**Task item**. Repeat each record below exactly as it is written.

Records from a data source:
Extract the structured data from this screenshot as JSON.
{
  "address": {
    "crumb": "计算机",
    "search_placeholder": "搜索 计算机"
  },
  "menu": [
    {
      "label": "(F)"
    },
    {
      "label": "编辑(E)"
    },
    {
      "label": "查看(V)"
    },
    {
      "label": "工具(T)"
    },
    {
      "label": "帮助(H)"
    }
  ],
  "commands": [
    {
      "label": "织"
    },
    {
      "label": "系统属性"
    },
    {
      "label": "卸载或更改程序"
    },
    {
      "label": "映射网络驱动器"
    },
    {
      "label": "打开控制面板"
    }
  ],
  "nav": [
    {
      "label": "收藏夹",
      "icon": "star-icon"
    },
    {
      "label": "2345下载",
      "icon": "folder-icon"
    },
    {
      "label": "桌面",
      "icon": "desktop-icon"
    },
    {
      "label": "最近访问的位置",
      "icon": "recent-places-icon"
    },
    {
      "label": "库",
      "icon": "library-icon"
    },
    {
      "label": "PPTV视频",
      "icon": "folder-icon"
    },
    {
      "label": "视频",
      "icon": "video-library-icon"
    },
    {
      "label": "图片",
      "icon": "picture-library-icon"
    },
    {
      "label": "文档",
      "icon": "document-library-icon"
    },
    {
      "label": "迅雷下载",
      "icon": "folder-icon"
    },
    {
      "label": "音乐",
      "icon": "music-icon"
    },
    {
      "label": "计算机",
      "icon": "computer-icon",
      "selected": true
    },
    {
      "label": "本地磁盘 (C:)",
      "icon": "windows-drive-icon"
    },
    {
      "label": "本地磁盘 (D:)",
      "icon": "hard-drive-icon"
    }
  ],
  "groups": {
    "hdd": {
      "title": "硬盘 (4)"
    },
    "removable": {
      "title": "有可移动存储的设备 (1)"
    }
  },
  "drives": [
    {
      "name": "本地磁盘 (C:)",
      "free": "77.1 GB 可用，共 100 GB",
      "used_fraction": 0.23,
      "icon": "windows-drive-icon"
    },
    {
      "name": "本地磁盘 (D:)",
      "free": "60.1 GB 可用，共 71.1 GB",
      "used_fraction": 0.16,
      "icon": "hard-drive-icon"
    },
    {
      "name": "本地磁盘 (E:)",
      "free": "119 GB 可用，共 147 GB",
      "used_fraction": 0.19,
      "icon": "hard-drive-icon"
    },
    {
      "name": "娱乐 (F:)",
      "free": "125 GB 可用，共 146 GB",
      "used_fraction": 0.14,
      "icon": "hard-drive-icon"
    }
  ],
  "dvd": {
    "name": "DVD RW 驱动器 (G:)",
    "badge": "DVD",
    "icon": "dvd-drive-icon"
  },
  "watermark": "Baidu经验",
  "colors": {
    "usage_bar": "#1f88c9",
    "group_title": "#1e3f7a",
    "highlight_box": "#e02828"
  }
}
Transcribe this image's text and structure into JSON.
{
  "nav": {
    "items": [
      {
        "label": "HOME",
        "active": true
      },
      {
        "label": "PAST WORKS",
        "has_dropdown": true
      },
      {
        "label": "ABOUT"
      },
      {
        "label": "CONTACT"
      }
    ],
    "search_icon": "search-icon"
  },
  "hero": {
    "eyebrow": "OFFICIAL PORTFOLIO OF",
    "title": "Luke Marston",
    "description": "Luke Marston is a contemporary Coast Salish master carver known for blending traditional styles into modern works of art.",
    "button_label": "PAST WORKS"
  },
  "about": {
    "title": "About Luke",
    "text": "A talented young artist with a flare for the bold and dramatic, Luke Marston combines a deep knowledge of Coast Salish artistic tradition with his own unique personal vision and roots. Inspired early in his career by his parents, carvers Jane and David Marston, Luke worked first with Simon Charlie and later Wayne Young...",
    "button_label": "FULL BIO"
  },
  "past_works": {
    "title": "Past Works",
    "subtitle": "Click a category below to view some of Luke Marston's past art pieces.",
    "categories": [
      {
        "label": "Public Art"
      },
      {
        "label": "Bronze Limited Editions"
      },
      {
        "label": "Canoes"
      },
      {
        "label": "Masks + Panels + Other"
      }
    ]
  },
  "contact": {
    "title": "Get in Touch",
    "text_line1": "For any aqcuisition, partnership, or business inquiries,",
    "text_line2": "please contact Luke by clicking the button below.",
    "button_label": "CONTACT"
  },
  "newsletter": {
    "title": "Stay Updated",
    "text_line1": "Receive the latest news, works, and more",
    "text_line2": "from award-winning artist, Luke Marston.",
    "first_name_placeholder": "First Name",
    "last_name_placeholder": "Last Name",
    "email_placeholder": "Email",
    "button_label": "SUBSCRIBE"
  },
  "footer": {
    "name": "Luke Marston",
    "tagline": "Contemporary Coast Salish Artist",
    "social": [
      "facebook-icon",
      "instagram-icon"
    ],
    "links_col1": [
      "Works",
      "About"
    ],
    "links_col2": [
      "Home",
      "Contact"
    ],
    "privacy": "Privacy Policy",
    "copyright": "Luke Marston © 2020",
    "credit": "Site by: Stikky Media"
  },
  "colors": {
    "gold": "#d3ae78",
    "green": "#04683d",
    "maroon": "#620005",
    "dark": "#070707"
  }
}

**Output of the task**.
Extract the structured data from this screenshot as JSON.
{
  "address": {
    "crumb": "计算机",
    "search_placeholder": "搜索 计算机"
  },
  "menu": [
    {
      "label": "(F)"
    },
    {
      "label": "编辑(E)"
    },
    {
      "label": "查看(V)"
    },
    {
      "label": "工具(T)"
    },
    {
      "label": "帮助(H)"
    }
  ],
  "commands": [
    {
      "label": "织"
    },
    {
      "label": "系统属性"
    },
    {
      "label": "卸载或更改程序"
    },
    {
      "label": "映射网络驱动器"
    },
    {
      "label": "打开控制面板"
    }
  ],
  "nav": [
    {
      "label": "收藏夹",
      "icon": "star-icon"
    },
    {
      "label": "2345下载",
      "icon": "folder-icon"
    },
    {
      "label": "桌面",
      "icon": "desktop-icon"
    },
    {
      "label": "最近访问的位置",
      "icon": "recent-places-icon"
    },
    {
      "label": "库",
      "icon": "library-icon"
    },
    {
      "label": "PPTV视频",
      "icon": "folder-icon"
    },
    {
      "label": "视频",
      "icon": "video-library-icon"
    },
    {
      "label": "图片",
      "icon": "picture-library-icon"
    },
    {
      "label": "文档",
      "icon": "document-library-icon"
    },
    {
      "label": "迅雷下载",
      "icon": "folder-icon"
    },
    {
      "label": "音乐",
      "icon": "music-icon"
    },
    {
      "label": "计算机",
      "icon": "computer-icon",
      "selected": true
    },
    {
      "label": "本地磁盘 (C:)",
      "icon": "windows-drive-icon"
    },
    {
      "label": "本地磁盘 (D:)",
      "icon": "hard-drive-icon"
    }
  ],
  "groups": {
    "hdd": {
      "title": "硬盘 (4)"
    },
    "removable": {
      "title": "有可移动存储的设备 (1)"
    }
  },
  "drives": [
    {
      "name": "本地磁盘 (C:)",
      "free": "77.1 GB 可用，共 100 GB",
      "used_fraction": 0.23,
      "icon": "windows-drive-icon"
    },
    {
      "name": "本地磁盘 (D:)",
      "free": "60.1 GB 可用，共 71.1 GB",
      "used_fraction": 0.16,
      "icon": "hard-drive-icon"
    },
    {
      "name": "本地磁盘 (E:)",
      "free": "119 GB 可用，共 147 GB",
      "used_fraction": 0.19,
      "icon": "hard-drive-icon"
    },
    {
      "name": "娱乐 (F:)",
      "free": "125 GB 可用，共 146 GB",
      "used_fraction": 0.14,
      "icon": "hard-drive-icon"
    }
  ],
  "dvd": {
    "name": "DVD RW 驱动器 (G:)",
    "badge": "DVD",
    "icon": "dvd-drive-icon"
  },
  "watermark": "Baidu经验",
  "colors": {
    "usage_bar": "#1f88c9",
    "group_title": "#1e3f7a",
    "highlight_box": "#e02828"
  }
}
Transcribe this image's text and structure into JSON.
{
  "nav": {
    "items": [
      {
        "label": "HOME",
        "active": true
      },
      {
        "label": "PAST WORKS",
        "has_dropdown": true
      },
      {
        "label": "ABOUT"
      },
      {
        "label": "CONTACT"
      }
    ],
    "search_icon": "search-icon"
  },
  "hero": {
    "eyebrow": "OFFICIAL PORTFOLIO OF",
    "title": "Luke Marston",
    "description": "Luke Marston is a contemporary Coast Salish master carver known for blending traditional styles into modern works of art.",
    "button_label": "PAST WORKS"
  },
  "about": {
    "title": "About Luke",
    "text": "A talented young artist with a flare for the bold and dramatic, Luke Marston combines a deep knowledge of Coast Salish artistic tradition with his own unique personal vision and roots. Inspired early in his career by his parents, carvers Jane and David Marston, Luke worked first with Simon Charlie and later Wayne Young...",
    "button_label": "FULL BIO"
  },
  "past_works": {
    "title": "Past Works",
    "subtitle": "Click a category below to view some of Luke Marston's past art pieces.",
    "categories": [
      {
        "label": "Public Art"
      },
      {
        "label": "Bronze Limited Editions"
      },
      {
        "label": "Canoes"
      },
      {
        "label": "Masks + Panels + Other"
      }
    ]
  },
  "contact": {
    "title": "Get in Touch",
    "text_line1": "For any aqcuisition, partnership, or business inquiries,",
    "text_line2": "please contact Luke by clicking the button below.",
    "button_label": "CONTACT"
  },
  "newsletter": {
    "title": "Stay Updated",
    "text_line1": "Receive the latest news, works, and more",
    "text_line2": "from award-winning artist, Luke Marston.",
    "first_name_placeholder": "First Name",
    "last_name_placeholder": "Last Name",
    "email_placeholder": "Email",
    "button_label": "SUBSCRIBE"
  },
  "footer": {
    "name": "Luke Marston",
    "tagline": "Contemporary Coast Salish Artist",
    "social": [
      "facebook-icon",
      "instagram-icon"
    ],
    "links_col1": [
      "Works",
      "About"
    ],
    "links_col2": [
      "Home",
      "Contact"
    ],
    "privacy": "Privacy Policy",
    "copyright": "Luke Marston © 2020",
    "credit": "Site by: Stikky Media"
  },
  "colors": {
    "gold": "#d3ae78",
    "green": "#04683d",
    "maroon": "#620005",
    "dark": "#070707"
  }
}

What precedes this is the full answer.